Black trans women face high levels of violence in America and abroad, and this year has seen an especially startling trend. Chanel Scurlock is the ninth black trans woman killed this year in the U.S., the Advocate reported, and the fifth to be murdered in the last month alone.
Police found Scurlock's body in a field in Lumberton, North Carolina, shortly after midnight Wednesday, the Advocate reports. She had suffered fatal gunshot wounds.
The circumstances leading to Scurlock's murder are fuzzy. Scurlock's mother Brenda told WRAL that there had been a Facebook page featuring images and videos of Scurlock in women's clothes, and that Scurlock had left Tuesday night to meet with a person who had taken down that Facebook page. It's unclear who this person is, what the nature of the Facebook page was, why it was taken down, and why Scurlock was meeting with them. Nevertheless, Brenda told WRAL that she saw it as a "red flag" that this person took down the Facebook page.
As of this writing, nine black transgender women have been murdered in the United States since the beginning of 2019, according to the Advocate. The nine are Dana Martin, Jazzaline Ware, Ashanti Carmon, Claire Legato, Muhlaysia Booker, Tamika Washington, Cynal Lindsey, Paris Cameron, and Scurlock. The latter five were killed in one 30-day span.
Trans women of all races face disproportionately high levels of violence: According to the Human Rights Campaign, trans women are 4.3 times more likely to be murdered than their cis counterparts. Murders of trans people often don't end in an arrest; since 2014, only 42% of cases involving trans murder victims resulted in an arrest, compared with 61% of cases involving murder across the general public, according to FBI data culled by Vice News.
Black trans women in particular are at an even higher risk. In every year that the Advocate has tracked, the majority of trans murder victims were women of color. This doesn't match up with the general demographics of trans people, as a 2016 study by UCLA's Williams Institute found that the majority of people who identify as trans are white.
“[Black trans women] understand that because of who they are, they might die before their parents," Carmarion Anderson, executive director of Black Transwomen Inc., told Vice News. "That’s the reality of being black and trans in America. The fear is part of the everyday existence for these folks.”
Compounding matters is the fact that news agencies often misgender or deadname trans murder victims, as was the case with local reports on Scurlock's murder.

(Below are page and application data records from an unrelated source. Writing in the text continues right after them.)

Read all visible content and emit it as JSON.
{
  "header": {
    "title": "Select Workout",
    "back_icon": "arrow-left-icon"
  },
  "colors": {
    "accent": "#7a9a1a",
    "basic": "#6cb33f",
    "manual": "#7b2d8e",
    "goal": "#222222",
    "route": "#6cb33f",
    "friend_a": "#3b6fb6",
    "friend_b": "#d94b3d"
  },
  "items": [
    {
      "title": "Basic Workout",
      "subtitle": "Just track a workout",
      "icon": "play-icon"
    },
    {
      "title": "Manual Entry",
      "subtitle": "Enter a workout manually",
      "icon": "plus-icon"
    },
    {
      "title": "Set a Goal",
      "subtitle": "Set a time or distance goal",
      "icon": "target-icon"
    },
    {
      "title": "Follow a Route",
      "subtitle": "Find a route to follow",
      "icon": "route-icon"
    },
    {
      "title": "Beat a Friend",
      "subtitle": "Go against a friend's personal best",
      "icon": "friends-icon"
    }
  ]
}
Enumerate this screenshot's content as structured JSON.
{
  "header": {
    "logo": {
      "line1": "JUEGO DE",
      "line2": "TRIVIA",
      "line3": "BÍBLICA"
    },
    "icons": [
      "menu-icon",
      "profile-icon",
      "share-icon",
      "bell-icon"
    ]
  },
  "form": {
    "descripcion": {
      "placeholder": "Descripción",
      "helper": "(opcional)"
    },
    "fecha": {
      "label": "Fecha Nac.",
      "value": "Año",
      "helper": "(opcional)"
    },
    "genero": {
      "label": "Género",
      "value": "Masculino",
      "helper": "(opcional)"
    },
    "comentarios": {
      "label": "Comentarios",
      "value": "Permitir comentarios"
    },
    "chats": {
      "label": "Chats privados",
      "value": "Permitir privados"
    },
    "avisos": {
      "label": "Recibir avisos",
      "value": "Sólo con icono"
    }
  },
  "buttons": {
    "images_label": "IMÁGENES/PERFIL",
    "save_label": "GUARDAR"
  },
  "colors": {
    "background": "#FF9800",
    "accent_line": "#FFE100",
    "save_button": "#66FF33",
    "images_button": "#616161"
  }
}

This sometimes happens in police reports as well; in addition to being disrespectful, many activists say that this results in an underreporting of trans murder rates.
Robeson County Sheriff Burnis Wilkins said that his office's detectives "are currently working diligently to bring closure to a grieving family,” according to The Robesonian.
"This cowardly act has to be addressed and a person or persons will be held accountable and brought to justice," Wilkins said.